+++ Material for the task
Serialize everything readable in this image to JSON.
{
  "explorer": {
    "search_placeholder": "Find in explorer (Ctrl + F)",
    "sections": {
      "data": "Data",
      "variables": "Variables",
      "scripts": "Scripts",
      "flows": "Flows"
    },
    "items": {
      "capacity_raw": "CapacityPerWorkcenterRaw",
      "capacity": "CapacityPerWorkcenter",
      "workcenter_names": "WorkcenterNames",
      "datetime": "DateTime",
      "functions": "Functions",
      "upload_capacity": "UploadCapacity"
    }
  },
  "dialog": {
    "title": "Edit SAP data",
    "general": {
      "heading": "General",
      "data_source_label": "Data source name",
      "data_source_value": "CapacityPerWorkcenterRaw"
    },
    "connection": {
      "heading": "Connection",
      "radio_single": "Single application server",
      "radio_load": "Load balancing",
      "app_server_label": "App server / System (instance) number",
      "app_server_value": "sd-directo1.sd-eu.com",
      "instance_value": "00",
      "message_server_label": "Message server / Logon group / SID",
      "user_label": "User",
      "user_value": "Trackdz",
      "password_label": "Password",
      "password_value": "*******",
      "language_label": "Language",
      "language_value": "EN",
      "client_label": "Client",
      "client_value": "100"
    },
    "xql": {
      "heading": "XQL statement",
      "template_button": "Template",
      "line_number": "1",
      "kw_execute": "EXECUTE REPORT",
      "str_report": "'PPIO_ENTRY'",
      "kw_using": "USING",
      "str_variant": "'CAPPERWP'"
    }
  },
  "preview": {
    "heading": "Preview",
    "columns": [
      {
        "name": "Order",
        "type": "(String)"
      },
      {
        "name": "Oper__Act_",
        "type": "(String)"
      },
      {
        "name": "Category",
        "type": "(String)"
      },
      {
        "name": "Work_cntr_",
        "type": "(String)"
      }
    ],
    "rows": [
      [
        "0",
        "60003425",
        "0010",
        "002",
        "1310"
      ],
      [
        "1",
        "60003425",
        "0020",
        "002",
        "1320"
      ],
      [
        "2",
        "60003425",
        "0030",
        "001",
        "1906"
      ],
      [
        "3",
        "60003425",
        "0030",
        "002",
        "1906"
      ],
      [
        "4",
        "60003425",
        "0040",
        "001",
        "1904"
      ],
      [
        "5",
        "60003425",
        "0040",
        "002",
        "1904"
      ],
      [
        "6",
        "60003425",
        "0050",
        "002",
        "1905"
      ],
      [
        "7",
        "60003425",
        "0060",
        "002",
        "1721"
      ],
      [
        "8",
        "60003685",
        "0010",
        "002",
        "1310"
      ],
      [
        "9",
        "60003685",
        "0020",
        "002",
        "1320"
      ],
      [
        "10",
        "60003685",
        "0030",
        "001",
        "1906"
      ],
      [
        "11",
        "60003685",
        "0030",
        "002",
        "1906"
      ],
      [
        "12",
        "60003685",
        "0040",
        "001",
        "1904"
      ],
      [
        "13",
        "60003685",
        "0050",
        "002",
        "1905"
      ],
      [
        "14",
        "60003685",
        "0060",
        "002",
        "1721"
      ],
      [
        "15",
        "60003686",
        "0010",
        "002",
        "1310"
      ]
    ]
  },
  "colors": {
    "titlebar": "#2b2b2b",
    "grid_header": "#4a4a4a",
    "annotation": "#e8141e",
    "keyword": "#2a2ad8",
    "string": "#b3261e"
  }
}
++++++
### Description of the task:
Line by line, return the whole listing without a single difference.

### Exercise response:
Serialize everything readable in this image to JSON.
{
  "explorer": {
    "search_placeholder": "Find in explorer (Ctrl + F)",
    "sections": {
      "data": "Data",
      "variables": "Variables",
      "scripts": "Scripts",
      "flows": "Flows"
    },
    "items": {
      "capacity_raw": "CapacityPerWorkcenterRaw",
      "capacity": "CapacityPerWorkcenter",
      "workcenter_names": "WorkcenterNames",
      "datetime": "DateTime",
      "functions": "Functions",
      "upload_capacity": "UploadCapacity"
    }
  },
  "dialog": {
    "title": "Edit SAP data",
    "general": {
      "heading": "General",
      "data_source_label": "Data source name",
      "data_source_value": "CapacityPerWorkcenterRaw"
    },
    "connection": {
      "heading": "Connection",
      "radio_single": "Single application server",
      "radio_load": "Load balancing",
      "app_server_label": "App server / System (instance) number",
      "app_server_value": "sd-directo1.sd-eu.com",
      "instance_value": "00",
      "message_server_label": "Message server / Logon group / SID",
      "user_label": "User",
      "user_value": "Trackdz",
      "password_label": "Password",
      "password_value": "*******",
      "language_label": "Language",
      "language_value": "EN",
      "client_label": "Client",
      "client_value": "100"
    },
    "xql": {
      "heading": "XQL statement",
      "template_button": "Template",
      "line_number": "1",
      "kw_execute": "EXECUTE REPORT",
      "str_report": "'PPIO_ENTRY'",
      "kw_using": "USING",
      "str_variant": "'CAPPERWP'"
    }
  },
  "preview": {
    "heading": "Preview",
    "columns": [
      {
        "name": "Order",
        "type": "(String)"
      },
      {
        "name": "Oper__Act_",
        "type": "(String)"
      },
      {
        "name": "Category",
        "type": "(String)"
      },
      {
        "name": "Work_cntr_",
        "type": "(String)"
      }
    ],
    "rows": [
      [
        "0",
        "60003425",
        "0010",
        "002",
        "1310"
      ],
      [
        "1",
        "60003425",
        "0020",
        "002",
        "1320"
      ],
      [
        "2",
        "60003425",
        "0030",
        "001",
        "1906"
      ],
      [
        "3",
        "60003425",
        "0030",
        "002",
        "1906"
      ],
      [
        "4",
        "60003425",
        "0040",
        "001",
        "1904"
      ],
      [
        "5",
        "60003425",
        "0040",
        "002",
        "1904"
      ],
      [
        "6",
        "60003425",
        "0050",
        "002",
        "1905"
      ],
      [
        "7",
        "60003425",
        "0060",
        "002",
        "1721"
      ],
      [
        "8",
        "60003685",
        "0010",
        "002",
        "1310"
      ],
      [
        "9",
        "60003685",
        "0020",
        "002",
        "1320"
      ],
      [
        "10",
        "60003685",
        "0030",
        "001",
        "1906"
      ],
      [
        "11",
        "60003685",
        "0030",
        "002",
        "1906"
      ],
      [
        "12",
        "60003685",
        "0040",
        "001",
        "1904"
      ],
      [
        "13",
        "60003685",
        "0050",
        "002",
        "1905"
      ],
      [
        "14",
        "60003685",
        "0060",
        "002",
        "1721"
      ],
      [
        "15",
        "60003686",
        "0010",
        "002",
        "1310"
      ]
    ]
  },
  "colors": {
    "titlebar": "#2b2b2b",
    "grid_header": "#4a4a4a",
    "annotation": "#e8141e",
    "keyword": "#2a2ad8",
    "string": "#b3261e"
  }
}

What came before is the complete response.